Effects of density and fire on the vital rates and population growth of a perennial goldenaster

Gornish
Image of Pityopsis aspera. Taken by E. S. Gornish.

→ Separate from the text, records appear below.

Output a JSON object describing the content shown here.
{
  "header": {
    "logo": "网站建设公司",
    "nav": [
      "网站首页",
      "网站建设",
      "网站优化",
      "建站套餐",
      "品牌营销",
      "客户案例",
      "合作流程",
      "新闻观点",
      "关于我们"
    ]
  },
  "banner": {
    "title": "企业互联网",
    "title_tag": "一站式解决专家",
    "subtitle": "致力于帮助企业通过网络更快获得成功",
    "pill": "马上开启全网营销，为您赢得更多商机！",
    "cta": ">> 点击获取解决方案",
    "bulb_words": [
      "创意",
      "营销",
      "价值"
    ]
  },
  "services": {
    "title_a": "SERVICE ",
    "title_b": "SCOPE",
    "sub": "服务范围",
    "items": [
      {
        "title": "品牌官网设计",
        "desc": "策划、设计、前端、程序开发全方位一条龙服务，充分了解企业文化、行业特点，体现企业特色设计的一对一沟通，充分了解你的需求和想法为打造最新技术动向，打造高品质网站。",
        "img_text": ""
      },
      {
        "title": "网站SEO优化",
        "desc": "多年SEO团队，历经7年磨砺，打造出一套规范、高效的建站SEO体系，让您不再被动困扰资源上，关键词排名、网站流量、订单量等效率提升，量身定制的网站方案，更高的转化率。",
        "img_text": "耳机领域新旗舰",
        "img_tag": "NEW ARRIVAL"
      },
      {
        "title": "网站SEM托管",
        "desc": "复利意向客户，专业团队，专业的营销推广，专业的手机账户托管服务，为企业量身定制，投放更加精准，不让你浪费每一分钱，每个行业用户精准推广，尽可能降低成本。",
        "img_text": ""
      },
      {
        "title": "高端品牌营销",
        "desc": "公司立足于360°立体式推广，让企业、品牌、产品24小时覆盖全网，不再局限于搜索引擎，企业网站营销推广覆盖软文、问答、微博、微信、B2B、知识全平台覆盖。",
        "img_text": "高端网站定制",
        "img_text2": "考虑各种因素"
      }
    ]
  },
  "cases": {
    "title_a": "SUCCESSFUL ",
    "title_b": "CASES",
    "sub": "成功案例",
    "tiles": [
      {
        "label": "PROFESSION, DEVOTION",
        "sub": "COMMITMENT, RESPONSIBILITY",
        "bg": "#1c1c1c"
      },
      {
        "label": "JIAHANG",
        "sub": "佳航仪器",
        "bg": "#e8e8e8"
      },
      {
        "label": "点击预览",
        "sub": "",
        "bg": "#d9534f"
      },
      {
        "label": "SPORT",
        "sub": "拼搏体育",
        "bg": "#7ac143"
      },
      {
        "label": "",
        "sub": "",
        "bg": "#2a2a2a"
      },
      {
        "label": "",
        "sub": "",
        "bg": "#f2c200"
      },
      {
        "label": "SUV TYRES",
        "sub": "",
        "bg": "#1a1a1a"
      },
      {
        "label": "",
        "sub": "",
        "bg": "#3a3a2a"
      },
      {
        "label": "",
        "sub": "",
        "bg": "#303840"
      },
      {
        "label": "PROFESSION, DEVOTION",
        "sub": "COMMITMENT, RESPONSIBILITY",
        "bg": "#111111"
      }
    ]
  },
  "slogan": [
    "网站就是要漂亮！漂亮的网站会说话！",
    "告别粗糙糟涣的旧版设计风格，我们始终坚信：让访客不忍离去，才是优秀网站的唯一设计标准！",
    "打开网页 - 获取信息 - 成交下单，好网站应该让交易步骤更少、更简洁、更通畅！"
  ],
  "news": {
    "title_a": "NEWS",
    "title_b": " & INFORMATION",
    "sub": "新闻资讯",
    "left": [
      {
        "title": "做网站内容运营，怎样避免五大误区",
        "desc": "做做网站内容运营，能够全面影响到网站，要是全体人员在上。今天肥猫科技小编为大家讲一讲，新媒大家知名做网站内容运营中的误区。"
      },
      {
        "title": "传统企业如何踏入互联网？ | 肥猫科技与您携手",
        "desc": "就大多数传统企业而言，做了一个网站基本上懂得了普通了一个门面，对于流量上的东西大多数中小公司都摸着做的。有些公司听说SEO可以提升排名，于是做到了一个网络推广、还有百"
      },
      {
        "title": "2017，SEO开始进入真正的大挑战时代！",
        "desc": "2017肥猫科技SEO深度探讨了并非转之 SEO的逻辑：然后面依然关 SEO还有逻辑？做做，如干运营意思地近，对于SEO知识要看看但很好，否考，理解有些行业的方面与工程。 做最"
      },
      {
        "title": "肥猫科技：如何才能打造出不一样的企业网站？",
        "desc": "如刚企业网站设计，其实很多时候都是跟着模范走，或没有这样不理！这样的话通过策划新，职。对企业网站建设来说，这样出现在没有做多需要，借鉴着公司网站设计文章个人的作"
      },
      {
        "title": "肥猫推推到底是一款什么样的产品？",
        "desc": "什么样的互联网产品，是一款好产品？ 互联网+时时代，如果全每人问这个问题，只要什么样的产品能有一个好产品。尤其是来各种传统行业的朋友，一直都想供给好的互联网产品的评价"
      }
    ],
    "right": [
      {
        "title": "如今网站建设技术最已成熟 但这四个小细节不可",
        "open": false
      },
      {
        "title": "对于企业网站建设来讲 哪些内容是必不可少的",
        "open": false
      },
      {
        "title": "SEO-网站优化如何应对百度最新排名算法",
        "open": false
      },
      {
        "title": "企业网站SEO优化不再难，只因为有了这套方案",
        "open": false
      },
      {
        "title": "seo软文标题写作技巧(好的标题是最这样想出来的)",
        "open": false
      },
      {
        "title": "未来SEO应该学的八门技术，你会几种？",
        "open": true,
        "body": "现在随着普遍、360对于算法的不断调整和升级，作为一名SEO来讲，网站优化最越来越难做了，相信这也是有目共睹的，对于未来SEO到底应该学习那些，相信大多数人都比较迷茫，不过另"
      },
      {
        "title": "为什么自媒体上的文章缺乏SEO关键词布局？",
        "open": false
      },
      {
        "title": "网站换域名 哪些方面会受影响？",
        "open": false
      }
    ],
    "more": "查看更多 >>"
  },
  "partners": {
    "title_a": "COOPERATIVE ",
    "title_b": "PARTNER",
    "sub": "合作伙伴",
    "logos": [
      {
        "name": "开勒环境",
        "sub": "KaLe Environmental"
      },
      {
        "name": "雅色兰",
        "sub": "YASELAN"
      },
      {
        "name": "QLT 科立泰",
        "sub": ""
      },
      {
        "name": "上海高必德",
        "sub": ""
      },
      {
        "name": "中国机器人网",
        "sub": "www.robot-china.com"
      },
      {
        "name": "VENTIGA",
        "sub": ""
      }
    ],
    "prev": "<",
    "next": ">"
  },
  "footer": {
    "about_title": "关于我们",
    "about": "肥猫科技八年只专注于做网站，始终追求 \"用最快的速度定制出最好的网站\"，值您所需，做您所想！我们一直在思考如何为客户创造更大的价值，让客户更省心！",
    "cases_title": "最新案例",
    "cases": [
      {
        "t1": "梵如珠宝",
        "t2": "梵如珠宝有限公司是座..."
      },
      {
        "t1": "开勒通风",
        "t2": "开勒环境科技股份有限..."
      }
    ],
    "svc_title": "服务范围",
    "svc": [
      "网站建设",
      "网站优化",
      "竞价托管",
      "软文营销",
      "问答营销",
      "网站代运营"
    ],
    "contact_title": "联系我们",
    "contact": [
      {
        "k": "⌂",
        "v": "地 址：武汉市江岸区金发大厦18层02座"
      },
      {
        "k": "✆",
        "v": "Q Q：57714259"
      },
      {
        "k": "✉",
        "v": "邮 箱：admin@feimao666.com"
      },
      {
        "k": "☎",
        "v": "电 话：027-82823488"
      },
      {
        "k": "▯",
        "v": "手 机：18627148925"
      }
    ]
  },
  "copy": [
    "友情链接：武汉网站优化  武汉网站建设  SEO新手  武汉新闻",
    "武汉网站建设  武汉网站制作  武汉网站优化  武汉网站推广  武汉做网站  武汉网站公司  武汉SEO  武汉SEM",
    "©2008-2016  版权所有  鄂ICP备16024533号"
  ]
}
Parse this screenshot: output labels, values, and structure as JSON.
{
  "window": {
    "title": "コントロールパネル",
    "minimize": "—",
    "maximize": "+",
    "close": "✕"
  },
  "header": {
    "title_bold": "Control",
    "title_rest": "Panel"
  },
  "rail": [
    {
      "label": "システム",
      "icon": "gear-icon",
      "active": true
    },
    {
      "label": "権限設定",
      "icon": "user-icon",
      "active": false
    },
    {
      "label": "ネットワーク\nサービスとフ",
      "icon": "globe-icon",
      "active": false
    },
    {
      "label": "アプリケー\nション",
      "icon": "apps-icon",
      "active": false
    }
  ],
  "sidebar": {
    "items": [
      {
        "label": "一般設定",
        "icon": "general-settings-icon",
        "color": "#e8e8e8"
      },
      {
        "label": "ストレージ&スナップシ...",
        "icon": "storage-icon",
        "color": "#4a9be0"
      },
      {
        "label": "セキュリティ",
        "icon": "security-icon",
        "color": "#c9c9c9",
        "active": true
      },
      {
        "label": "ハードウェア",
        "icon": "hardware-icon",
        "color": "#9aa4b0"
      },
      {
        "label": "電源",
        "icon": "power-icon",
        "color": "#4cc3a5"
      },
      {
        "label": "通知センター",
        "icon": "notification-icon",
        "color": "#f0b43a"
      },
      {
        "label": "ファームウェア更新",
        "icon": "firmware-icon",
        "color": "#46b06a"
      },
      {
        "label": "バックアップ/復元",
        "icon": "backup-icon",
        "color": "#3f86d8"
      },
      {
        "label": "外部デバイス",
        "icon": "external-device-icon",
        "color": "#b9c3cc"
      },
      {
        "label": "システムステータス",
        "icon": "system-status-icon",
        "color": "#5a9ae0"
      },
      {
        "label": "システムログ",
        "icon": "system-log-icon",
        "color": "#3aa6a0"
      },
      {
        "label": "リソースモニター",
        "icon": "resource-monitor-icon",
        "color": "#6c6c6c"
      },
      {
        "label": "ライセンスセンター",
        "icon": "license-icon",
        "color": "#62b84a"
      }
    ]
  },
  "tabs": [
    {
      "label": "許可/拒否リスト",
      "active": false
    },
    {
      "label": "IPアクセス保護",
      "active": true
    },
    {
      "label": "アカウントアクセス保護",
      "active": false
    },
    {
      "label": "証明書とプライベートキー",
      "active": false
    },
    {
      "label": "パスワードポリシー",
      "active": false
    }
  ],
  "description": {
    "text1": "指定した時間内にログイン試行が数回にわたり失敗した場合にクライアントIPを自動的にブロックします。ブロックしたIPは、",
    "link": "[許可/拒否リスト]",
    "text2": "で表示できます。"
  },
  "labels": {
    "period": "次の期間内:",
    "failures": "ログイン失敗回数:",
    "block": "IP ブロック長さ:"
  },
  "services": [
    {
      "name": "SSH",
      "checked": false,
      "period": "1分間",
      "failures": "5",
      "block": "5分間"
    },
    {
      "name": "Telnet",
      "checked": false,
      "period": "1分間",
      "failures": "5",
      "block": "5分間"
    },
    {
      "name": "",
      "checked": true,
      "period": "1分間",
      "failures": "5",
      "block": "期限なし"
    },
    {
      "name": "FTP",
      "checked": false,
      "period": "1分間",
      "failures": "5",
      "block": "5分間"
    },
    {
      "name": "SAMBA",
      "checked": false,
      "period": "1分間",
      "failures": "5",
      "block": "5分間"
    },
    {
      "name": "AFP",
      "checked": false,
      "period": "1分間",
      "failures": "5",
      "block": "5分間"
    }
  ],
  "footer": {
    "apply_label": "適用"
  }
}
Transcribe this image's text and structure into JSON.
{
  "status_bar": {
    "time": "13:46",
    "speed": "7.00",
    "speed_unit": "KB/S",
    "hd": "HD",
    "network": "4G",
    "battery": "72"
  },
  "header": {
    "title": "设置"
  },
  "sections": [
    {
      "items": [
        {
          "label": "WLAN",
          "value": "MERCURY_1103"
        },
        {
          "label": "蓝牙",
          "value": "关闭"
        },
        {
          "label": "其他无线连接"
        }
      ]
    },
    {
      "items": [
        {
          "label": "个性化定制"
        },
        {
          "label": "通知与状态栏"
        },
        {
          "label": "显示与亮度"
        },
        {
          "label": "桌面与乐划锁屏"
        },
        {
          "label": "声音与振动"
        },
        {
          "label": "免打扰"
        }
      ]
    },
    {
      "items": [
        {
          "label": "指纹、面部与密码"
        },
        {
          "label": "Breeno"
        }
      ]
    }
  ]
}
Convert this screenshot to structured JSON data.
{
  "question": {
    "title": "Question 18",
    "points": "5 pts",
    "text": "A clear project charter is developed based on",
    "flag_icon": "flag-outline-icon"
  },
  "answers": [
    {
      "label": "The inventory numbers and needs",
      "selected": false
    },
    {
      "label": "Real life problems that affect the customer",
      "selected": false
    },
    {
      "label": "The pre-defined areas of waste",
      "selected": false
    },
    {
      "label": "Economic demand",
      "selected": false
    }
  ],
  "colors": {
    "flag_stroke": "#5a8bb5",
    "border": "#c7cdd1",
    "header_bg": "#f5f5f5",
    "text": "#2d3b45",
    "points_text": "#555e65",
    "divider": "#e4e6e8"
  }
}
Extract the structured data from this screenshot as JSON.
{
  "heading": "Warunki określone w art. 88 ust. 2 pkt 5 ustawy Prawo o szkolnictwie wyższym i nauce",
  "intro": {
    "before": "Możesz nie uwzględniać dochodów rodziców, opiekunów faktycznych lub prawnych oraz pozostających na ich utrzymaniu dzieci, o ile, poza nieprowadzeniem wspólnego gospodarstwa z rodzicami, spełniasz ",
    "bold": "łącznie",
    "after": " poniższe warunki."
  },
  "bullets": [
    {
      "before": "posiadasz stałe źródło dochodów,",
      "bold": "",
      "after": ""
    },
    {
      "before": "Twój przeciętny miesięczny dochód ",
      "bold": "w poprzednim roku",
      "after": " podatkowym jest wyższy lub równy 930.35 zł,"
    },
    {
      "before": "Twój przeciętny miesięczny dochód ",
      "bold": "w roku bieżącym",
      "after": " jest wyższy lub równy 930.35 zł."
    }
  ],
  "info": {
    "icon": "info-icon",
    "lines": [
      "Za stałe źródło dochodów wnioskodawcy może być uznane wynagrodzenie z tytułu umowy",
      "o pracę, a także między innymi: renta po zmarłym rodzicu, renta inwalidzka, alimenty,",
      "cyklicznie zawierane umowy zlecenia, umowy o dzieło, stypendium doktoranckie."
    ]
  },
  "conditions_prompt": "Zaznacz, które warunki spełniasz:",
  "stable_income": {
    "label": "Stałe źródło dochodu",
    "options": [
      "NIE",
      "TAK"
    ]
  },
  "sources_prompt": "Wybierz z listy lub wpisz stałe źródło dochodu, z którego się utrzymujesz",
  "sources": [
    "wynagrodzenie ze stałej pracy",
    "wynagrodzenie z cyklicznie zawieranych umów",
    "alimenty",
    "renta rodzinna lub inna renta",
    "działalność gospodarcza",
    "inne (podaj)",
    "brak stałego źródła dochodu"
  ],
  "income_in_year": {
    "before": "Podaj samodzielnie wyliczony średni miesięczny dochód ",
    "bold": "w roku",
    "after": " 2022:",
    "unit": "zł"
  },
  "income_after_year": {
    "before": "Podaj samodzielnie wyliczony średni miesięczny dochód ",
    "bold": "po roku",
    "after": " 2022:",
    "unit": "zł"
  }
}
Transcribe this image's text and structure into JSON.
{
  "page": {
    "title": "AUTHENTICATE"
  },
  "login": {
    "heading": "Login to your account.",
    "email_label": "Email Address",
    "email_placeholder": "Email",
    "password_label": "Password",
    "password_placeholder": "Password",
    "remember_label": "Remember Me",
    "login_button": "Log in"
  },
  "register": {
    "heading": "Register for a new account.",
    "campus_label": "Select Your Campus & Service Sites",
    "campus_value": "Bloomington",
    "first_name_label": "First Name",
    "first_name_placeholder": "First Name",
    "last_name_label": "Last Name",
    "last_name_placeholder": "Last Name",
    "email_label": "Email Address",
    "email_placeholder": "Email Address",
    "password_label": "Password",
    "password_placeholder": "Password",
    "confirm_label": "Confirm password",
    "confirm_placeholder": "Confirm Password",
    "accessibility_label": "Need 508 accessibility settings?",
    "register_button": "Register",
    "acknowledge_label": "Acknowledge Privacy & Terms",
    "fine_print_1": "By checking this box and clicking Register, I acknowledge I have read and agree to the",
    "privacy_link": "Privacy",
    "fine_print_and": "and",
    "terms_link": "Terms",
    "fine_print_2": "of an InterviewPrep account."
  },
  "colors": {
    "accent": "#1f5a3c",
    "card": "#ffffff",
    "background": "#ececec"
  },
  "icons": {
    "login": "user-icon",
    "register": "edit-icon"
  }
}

In a novel analysis by Gornish published in AoB PLANTS, a regression-design life-table response experiment was used to determine how the interaction of fire and density affected vital rates of the perennial composite Pityopsis aspera, and ultimately how these changes in vital rates contributed to differences in estimated population growth rates. The shape of the relationship between population growth rate (λ) and density was modified by fire, primarily as a result of contributions from adult flowering stasis and survival, and first-year survival probabilities. Fire modified and even reversed the effect of extreme densities on adult flowering stasis and survival and of first-year survival, resulting in more positive contributions from these transitions to λ at the lowest and highest density values. These results demonstrate the first application of a regression-design life-table response experiment to elucidating the interactive effects of density and fire. They highlight the utility of this approach for both capturing the complex dynamics of populations and establishing a means of determining how vital rates might contribute to differences in demography across densities.